  28. St. Louis County Family Drug Court Participant: Date: March 18, 2010 Danger/Harm/Worries: History: Son born six-eight weeks premature; spent the first month in a neo-natal isolet; wore a heart lung monitor; diagnosed FASD – due to mom’s alcohol and drug use. Son is presently developmentally delayed. Mom recovered but relapsed after 10 months of sobriety alcohol and methamphetamines: Took son to the “seedy hotel” and bar while using – placing him in danger again: Recently: The present worry/concern is potential relapse which would place son at risk. Safety/Strengths/Working Well: Present safety is provided through a close monitoring/supervision by the Drug Court Team; Mom’s mother and extended family closely observe and would report in as flash – Mom lives with her mother. Mom sober for six months and cooperating with recovery – completed treatment and working on a recovery plan. Mom has followed through with action steps. Relationship with the social worker is more real – honest, straightforward; feels trusting and close. Completed a thorough sobriety plan. Cooperating in an individual therapy program/making progress. Has three sober friends and convenes a bi-monthly get together. Demonstrated responsibility: cared for her disabled sister over the holidays – bathed, toileted, fed, etc.; while performing the same duties with Robert. Participated in family traditions. Offered an apartment by the housing authority – turned it down; it was one block from the “seedy hotel” and neighborhood where she used – advocated for her self with the housing authority – they agreed and didn’t change her position on the waiting list. Identifies what she needs and does not need – articulates clearly her wants – expressed concerns about the sober parenting class. Complicating Factors: Poor – poverty; unemployed. Long history of alcohol and drug abuse; Son’s father – Mom’s ex-partner is a career criminal and drug abuser. Housing issue – a concern for some team members; although living with her mother provides safety, security, family connectedness, and nurturance. Little transportation other than public bus. Lacks a sober network of friends. Low self-esteem and unresolved clinical issues. . Safety Team/Safety Plan: Team: Mom’s mother, aunt and uncle, two former foster parents, program at Bethel, cousin, father in Grand Rapids, Minn., sponsor; Safety Plan: Relatives/Kin report to social worker weekly regarding status; personal face-to-face contact bi-monthly at minimum with son. Next Steps:1. Enlarge her sober network of friends 2. Remain in safe housing. 3. Seek employment. 4. Continue parent education/support Scale 0_________________________________________________________________10 How helpful has drug court been in maintaining your sobriety: 0 = not at all; 10 = most helpful. Ans: 8; how so? Ans: having relationships with people who care. Who? Ans: You just want me to say you; but then said team members. What else? Ans: Random UA’s – I don’t want to disappoint people.
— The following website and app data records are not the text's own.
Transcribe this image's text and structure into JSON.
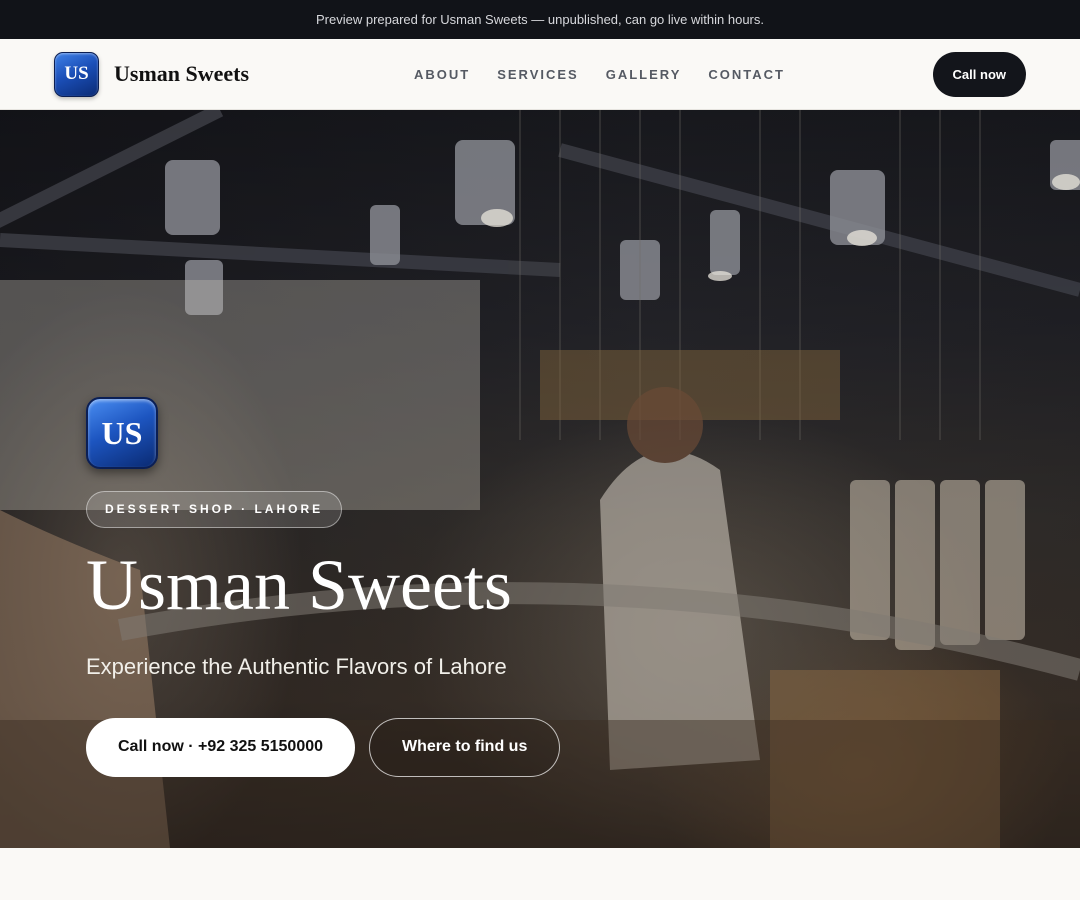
{
  "banner": {
    "text": "Preview prepared for Usman Sweets — unpublished, can go live within hours."
  },
  "nav": {
    "logo_text": "US",
    "brand_name": "Usman Sweets",
    "links": [
      "ABOUT",
      "SERVICES",
      "GALLERY",
      "CONTACT"
    ],
    "cta_label": "Call now"
  },
  "hero": {
    "logo_text": "US",
    "tag": "DESSERT SHOP · LAHORE",
    "title": "Usman Sweets",
    "subtitle": "Experience the Authentic Flavors of Lahore",
    "primary_cta": "Call now · +92 325 5150000",
    "secondary_cta": "Where to find us"
  },
  "colors": {
    "banner_bg": "#111318",
    "logo_blue": "#1b4fb8",
    "nav_cta_bg": "#13151b",
    "page_bg": "#faf9f6"
  }
}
Who? Ans: Robert, my family and you. It got a little silly at this point.

  29. SLC FDTC Drug Court Map

  30. Drug Court Participant Video
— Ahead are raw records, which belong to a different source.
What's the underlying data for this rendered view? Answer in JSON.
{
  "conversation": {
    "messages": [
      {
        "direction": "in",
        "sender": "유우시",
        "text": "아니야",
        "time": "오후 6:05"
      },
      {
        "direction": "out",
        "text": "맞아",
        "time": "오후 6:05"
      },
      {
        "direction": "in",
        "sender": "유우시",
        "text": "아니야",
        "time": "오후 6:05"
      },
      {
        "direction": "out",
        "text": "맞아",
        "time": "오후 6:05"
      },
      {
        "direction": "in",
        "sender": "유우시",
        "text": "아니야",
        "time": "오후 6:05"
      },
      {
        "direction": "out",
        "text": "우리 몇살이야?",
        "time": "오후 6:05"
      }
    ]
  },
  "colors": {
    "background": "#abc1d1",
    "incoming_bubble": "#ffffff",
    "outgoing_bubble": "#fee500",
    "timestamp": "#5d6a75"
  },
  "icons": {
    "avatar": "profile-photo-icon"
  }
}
  31. Drug Court Team Member

  32. Next Steps • Continued Mapping/Search for Detail With Families • Continued Sharing of Maps with Families and Team • Attach Maps and Safety Plans to Reports to Juvenile and Family Drug Court • Map Family Drug Court Process With Team Members • Combine Team Member Maps, Discuss at Retreat • Start Over

  33. Special Thanks • Roxanne Esler – Drug Court Social Worker • Catherine Ramm – Drug Court Participant
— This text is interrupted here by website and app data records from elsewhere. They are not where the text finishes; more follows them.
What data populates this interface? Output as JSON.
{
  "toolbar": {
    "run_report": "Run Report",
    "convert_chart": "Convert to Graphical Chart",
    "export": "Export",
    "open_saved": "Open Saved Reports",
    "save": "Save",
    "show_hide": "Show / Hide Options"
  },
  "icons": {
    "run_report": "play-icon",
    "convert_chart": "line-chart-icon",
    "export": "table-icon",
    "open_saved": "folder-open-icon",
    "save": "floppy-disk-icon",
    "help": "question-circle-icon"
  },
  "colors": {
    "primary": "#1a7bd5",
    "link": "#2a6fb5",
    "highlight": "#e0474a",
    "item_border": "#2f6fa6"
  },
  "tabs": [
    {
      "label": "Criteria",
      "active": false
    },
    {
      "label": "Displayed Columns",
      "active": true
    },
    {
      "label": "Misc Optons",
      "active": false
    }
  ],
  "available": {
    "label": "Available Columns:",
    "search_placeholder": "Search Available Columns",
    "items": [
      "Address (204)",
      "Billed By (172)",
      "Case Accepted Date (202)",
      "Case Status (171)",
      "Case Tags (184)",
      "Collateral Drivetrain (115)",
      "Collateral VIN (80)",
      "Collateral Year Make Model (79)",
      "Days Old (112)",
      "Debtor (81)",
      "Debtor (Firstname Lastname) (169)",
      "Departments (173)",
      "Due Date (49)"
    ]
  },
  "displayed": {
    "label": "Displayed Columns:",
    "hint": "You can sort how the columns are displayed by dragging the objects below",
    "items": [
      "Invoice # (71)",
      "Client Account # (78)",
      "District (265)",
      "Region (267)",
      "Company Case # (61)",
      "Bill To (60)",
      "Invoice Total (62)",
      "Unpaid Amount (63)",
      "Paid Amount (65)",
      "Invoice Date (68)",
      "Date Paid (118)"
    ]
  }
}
  34. Acknowledgements • Andrew Turnell • Rob Saywer & Sue Lorbach, Olmsted County Staff • Dan Koisolek & Michelle Sellinger Carver County Staff • Minnesota Department of Human Services • Dick Pingry & Children’s Division, St. Louis County • Special Assistance: Mary Ness, Jenny Fick & James Ellingson

  35. References • Ellingson, James & Fick, Jenny – Time Line • Lorbach, Sue – Consultation Framework • Turnell, A. & Edwards, S. (1999). Signs of Safety: A Solution and Safety Oriented Approach to Child Protection Casework. New York: Norton & Company • Turnell, A. & Essex, S. (2006). Working with ‘Denied’ Child Abuse: The Resolutions Approach. Berkshire, England: Open University Press. • Weld, Nikki – 3 Houses